David Storey Explores a Universe of Color


David Storey’s current exhibit at the Lesley Heller Gallery features abstract paintings and drawings. (Kisha Claude/The Observer)

Published: November 20, 2008

Walking through the Upper East Side, it may be very difficult to find the Lesley Heller Gallery, with its steps that drop below the sidewalk surface, its brownstone exterior that blends in with the neighborhood architecture and only a small welcoming sign dictating the name of the gallery. However, if you stroll through the Visual Arts complex at Fordham College at Lincoln Center (FCLC), you may have an easier time finding the artist behind this gallery’s current exhibit, David Storey, teaching one of his drawing classes. Storey is an assistant professor here at FCLC, as well as exhibiting gallery artist. After graduating with an MFA in 1972 from the University of California, Davis, Storey has since been featured in over 50 exhibitions, museum collections and publications. His current exhibit at the Lesley Heller Gallery runs until Dec. 6 and features paintings that he says “achieve equilibrium between color, image and language of purely abstract elements.” The Observer sat down with Storey to find out about his new exhibit, what it achieves and how it fits into his long line of accomplishments.

Observer: How did you get into art? Was it something that came out as a kid or something that came as you grew and matured?

David Storey: When I was a kid, I was aware of art because my father taught art at various colleges. I got very seriously into photography in high school, and once I was away at college, I just did it. It was the greatest education—to look at the world through the frame of a camera. I guess I didn’t have a choice. It was just what I was going to do.

Observer: Why have you picked the particular media you work in (painting and drawing)?

DS: The great thing about paint is color. You have any color imaginable—a universe of color. It’s sensuous, provocative and subjective. I make paintings for about a year, and then I stop for about a month and make drawings. They’re related, but they have nothing to do with the painting. I make drawings that are complete in and of themselves. They’re simpler. With drawing, it’s about eliminating everything from my vision except one idea—concentrating on one thing. Then when I go to painting, it’s like opening the curtain. You can have complexities, subtleties and depth.

Observer: What classes are you teaching now?

DS: Drawing 2, Visual Thinking and Drawing 1.

Observer: Do you notice any correlation between what you do outside of school and in the classroom?

DS: What I’ve always tried to bring to the classroom from my own work is the enthusiasm.  These days in contemporary visual art, what people are doing is so diverse. My goal is not to emphasize technical process, but to get my enthusiasm across. You don’t have to graduate before you make a work of art. I want to get across some idea of excitement of discovering that voice.

Observer: With the work in your current exhibit, why did you choose to create some pieces that were black-and-white along with others that were colorful?

DS: Every once in a while, I focus on an image in a painting, and as it emerges, color seems to play a less and less central role.  These two paintings are probably as close as my painting gets to resembling a drawing, but in the end, the grays and muted colors matter quite a lot.  Also, the images in these two paintings are straightforward and iconic, more singular and as such, I think they lend themselves to a more graphic “world.”

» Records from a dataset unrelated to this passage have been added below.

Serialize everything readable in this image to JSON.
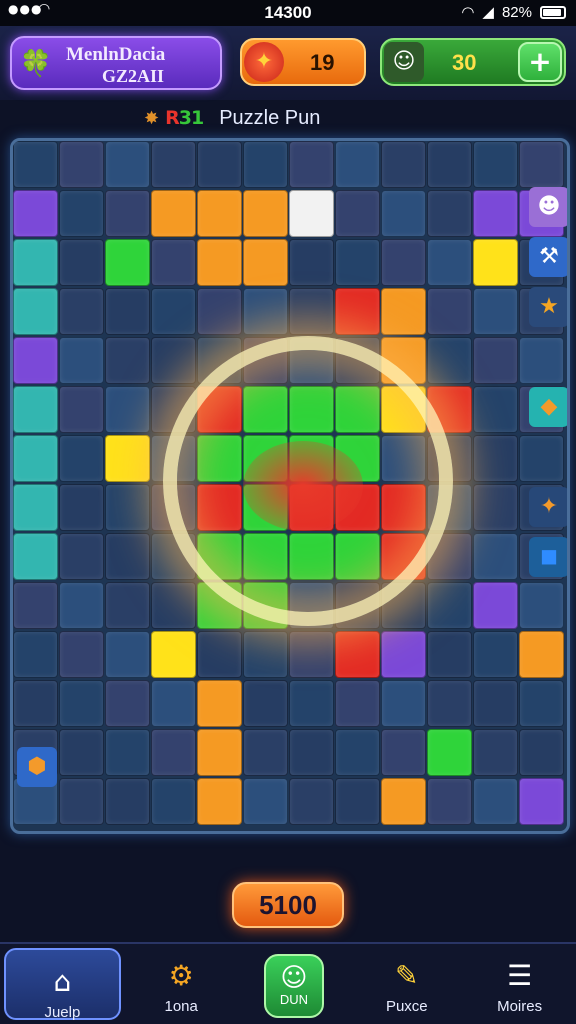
{
  "status_bar": {
    "time": "14300",
    "battery": "82%"
  },
  "header": {
    "player_name": "MenlnDacia",
    "player_code": "GZ2AII",
    "coins": "19",
    "lives": "30",
    "add_symbol": "+"
  },
  "level": {
    "number": "31",
    "prefix": "R",
    "title": "Puzzle Pun"
  },
  "score": "5100",
  "nav": [
    {
      "label": "Juelp",
      "icon": "home-icon"
    },
    {
      "label": "1ona",
      "icon": "gear-icon"
    },
    {
      "label": "DUN",
      "icon": "character-icon"
    },
    {
      "label": "Puxce",
      "icon": "pencil-icon"
    },
    {
      "label": "Moires",
      "icon": "menu-icon"
    }
  ],
  "colors": {
    "orange": "#f59a23",
    "green": "#2fd43a",
    "red": "#e32a24",
    "yellow": "#ffe21a",
    "purple": "#7b49d8",
    "teal": "#33b6b0",
    "blue": "#2d4f7d",
    "board_bg": "#1e3553"
  }
}
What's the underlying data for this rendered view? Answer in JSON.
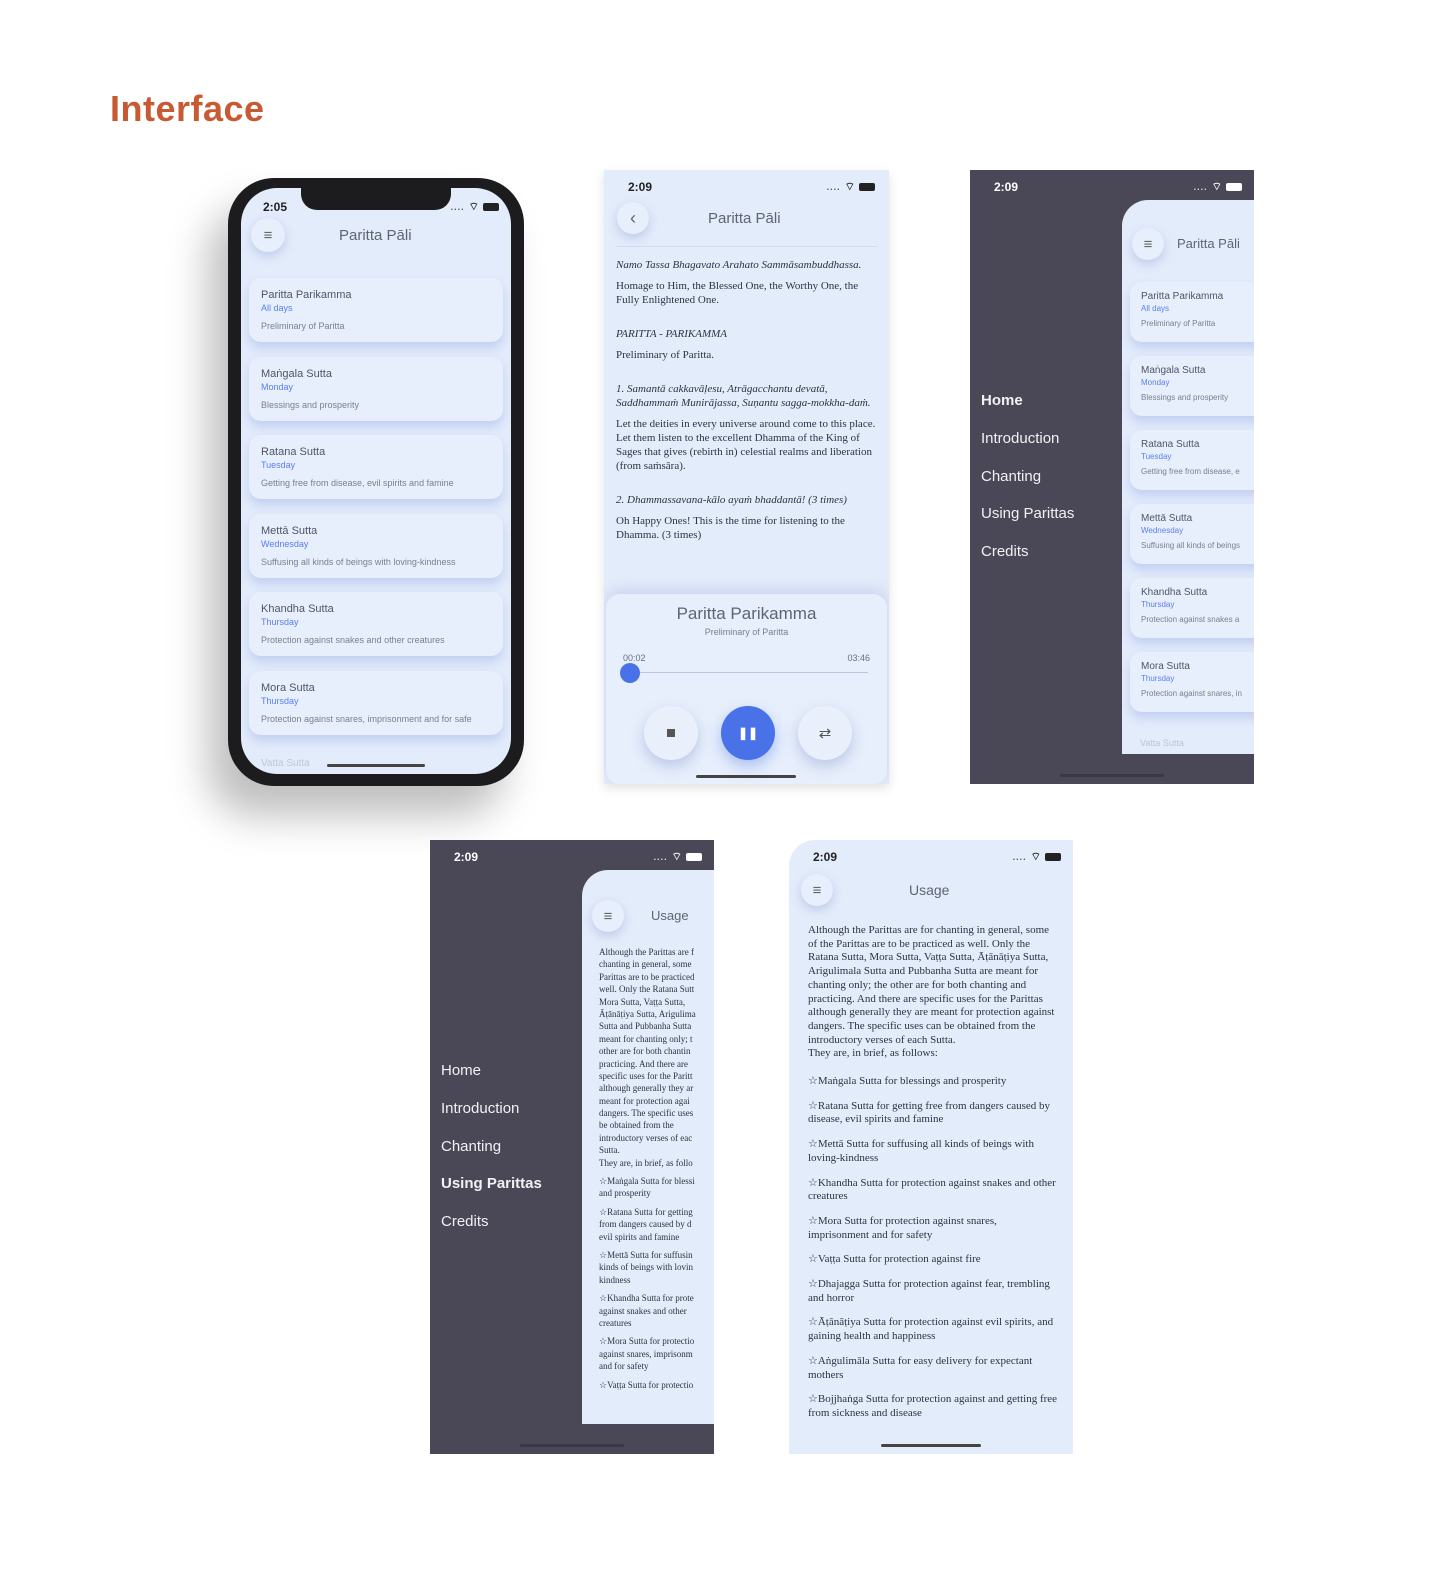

Observer: I noticed you have an interesting way of showing the human body. Rather than show it as a whole, you seem to show it as more of a collection of pieces. Why have you chosen to create bodies like this, and what are you trying to say?

DS: In a representation, an image, you can editorialize, isolate and emphasize.  If a figure is presented as engaged in an intellectual, reflective condition, it might be all head. Likewise, an action figure could be a collection of legs and arms minus a head or torso. Many figures are intended as witnesses or spectators and as such will have the eyes and attitude of the watchful.

Observer: I also noticed a lot of feet in your pieces. Is there a particular reason for this?

DS: If you intend to animate or personify any shape or element in a painting, the obvious method is to put a face, or face-like configuration, in the blend.  I prefer the personification that occurs with the addition of limbs because it frequently conjures up associations with the mechanical.  I’m enough of a child of the 20th century to have a fondness for the machine as metaphor; it’s so pre-digital.

Observer: With your recent exhibit, what has been your great accomplishment?

DS: With my drawings and paintings, I’ve been working on similar ideas for about 20 years. I’m very happy with the direction I’m going in. This show is the clearest manifestation of these ideas I’ve been working on for so many years. It’s becoming more sharply defined and eloquent. My voice is getting better at saying the things I want it to say.

Observer: Is there something you would like to share with an aspiring artist—a lesson or some words of encouragement?

DS: There’s something I always tell people: If this is something you want to do, don’t give up. What matters more than anything else is that if you have the passion to do something, keep doing it. Success comes to the people who don’t go away.